We all know that 3D printing is the most cost-effective option when it comes to manufactured products and now scientists claim that the already low cost for 3D printed products can dive further down with the option to produce your own plastic filament from recycled milk jugs.

Image credit: www.mtu.edu
Image credit: www.mtu.edu

According to a news article featured on Michigan Tech, a study led by Joshua Pearce, an associate professor of materials science and engineering and electrical and computer engineering at Michigan Technological University, has shown that making your own plastic 3D printer filament from milk jugs uses  much less energy than recycling milk jugs conventionally.

The study, “Life-Cycle Analysis of Distributed Recycling of Post-consumer High Density Polyethylene for 3-D Printing Filament,” by Megan Kreiger, Meredith Mulder, Alexandra Glover and Pearce, all of Michigan Tech, was published on February 12th in the Journal of Cleaner Production.

Their process of turning milk jugs into filament at home uses 3% less energy in comparison with the ideal urban recycling program which collects and processes plastic locally.

“Where it really shows substantial savings is in smaller towns like Houghton, where you have to transport the plastic to be collected, then again to be recycled, and a third time to be made into products,” said Pearce.

Pearce further compared the cost of making your own filament with buying commercial variants that usually cost under $300.

“Filament is retailing for between $36 and $50 a kilogram, and you can produce your own filament for 10 cents a kilogram if you use recycled plastic. There’s a clear incentive, even if you factor in the cost of buying the RecycleBot.”
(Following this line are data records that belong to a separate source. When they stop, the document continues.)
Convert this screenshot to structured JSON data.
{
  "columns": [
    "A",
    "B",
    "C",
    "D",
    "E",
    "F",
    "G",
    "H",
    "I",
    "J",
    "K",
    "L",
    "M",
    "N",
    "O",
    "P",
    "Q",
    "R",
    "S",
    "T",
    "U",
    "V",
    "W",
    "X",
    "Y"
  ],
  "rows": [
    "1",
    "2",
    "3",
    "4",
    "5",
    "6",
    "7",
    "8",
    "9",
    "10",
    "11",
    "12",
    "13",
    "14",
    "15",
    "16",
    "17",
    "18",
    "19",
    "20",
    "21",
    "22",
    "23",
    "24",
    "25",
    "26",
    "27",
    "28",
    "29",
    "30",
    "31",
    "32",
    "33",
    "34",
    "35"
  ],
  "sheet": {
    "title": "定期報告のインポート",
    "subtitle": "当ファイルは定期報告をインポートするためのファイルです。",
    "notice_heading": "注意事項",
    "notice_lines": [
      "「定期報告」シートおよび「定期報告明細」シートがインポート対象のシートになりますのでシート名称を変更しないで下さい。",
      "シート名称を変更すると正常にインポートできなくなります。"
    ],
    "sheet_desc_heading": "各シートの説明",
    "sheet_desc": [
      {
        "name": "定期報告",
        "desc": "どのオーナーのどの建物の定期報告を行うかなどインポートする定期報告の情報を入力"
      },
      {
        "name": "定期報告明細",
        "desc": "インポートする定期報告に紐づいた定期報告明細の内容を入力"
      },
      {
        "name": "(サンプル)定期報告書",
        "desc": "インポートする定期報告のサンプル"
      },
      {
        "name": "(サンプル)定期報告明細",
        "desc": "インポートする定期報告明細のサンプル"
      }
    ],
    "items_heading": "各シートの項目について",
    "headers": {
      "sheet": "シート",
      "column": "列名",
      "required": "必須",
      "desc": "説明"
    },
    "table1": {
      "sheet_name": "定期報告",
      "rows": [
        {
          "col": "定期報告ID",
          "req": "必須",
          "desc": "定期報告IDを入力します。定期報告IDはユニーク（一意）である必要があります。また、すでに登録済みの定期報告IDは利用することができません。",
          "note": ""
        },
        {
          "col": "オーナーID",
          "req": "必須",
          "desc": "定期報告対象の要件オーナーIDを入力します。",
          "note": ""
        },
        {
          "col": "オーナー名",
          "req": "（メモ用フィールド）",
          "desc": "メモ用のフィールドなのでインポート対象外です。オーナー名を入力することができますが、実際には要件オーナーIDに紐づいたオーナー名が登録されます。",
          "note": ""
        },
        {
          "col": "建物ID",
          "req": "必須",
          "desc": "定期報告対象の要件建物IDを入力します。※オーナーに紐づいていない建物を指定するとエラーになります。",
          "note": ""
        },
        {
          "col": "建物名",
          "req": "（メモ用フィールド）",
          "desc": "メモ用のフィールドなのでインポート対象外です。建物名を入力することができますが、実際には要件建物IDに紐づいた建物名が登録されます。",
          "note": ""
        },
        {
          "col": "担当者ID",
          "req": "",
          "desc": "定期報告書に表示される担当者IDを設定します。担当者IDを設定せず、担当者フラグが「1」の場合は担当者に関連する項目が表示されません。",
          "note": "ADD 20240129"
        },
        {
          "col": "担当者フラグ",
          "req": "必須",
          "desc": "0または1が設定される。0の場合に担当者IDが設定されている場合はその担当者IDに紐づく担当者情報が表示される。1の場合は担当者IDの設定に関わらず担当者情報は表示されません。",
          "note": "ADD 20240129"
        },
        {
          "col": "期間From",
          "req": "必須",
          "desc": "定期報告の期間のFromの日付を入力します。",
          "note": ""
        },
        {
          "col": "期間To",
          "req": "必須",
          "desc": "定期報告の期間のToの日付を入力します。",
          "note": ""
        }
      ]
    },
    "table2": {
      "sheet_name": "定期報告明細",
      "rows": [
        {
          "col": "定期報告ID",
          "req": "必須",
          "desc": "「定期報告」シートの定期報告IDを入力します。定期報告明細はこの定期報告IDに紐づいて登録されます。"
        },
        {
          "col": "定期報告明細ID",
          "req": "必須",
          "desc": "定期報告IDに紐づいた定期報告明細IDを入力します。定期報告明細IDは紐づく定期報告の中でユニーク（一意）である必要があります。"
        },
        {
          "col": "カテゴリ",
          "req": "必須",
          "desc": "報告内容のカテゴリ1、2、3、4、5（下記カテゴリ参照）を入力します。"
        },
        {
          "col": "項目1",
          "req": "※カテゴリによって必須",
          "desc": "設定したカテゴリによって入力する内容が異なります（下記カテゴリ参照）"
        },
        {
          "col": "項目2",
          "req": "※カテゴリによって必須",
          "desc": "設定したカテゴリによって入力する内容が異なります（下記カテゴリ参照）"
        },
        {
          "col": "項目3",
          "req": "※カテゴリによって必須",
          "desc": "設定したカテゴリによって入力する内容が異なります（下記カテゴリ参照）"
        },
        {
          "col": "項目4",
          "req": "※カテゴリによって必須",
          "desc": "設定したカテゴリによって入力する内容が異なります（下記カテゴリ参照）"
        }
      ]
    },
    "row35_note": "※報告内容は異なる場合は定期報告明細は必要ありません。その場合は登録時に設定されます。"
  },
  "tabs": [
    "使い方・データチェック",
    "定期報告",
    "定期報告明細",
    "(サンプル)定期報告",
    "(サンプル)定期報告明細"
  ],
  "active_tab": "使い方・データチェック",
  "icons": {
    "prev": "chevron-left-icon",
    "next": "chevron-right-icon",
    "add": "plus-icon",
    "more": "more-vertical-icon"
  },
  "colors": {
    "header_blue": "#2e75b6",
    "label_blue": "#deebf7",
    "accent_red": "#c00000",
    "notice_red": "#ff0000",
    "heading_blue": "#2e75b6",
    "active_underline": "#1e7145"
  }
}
The Ethical Filament Foundation has shown great interest in this new type or recycling technology and now intends to improve the lives of people who pick waste.

“In the developing world, it’s hard to get filament, and if these recyclers could make it and sell it for, say, $15 a kilogram, they’d make enough money to pull themselves out of poverty while doing the world a lot of good,” he said.

To read the full study, go to https://www.academia.edu/6188555/Life_cycle_analysis_of_distributed_recycling_of_post-consumer_high_density_polyethylene_for_3-D_printing_filament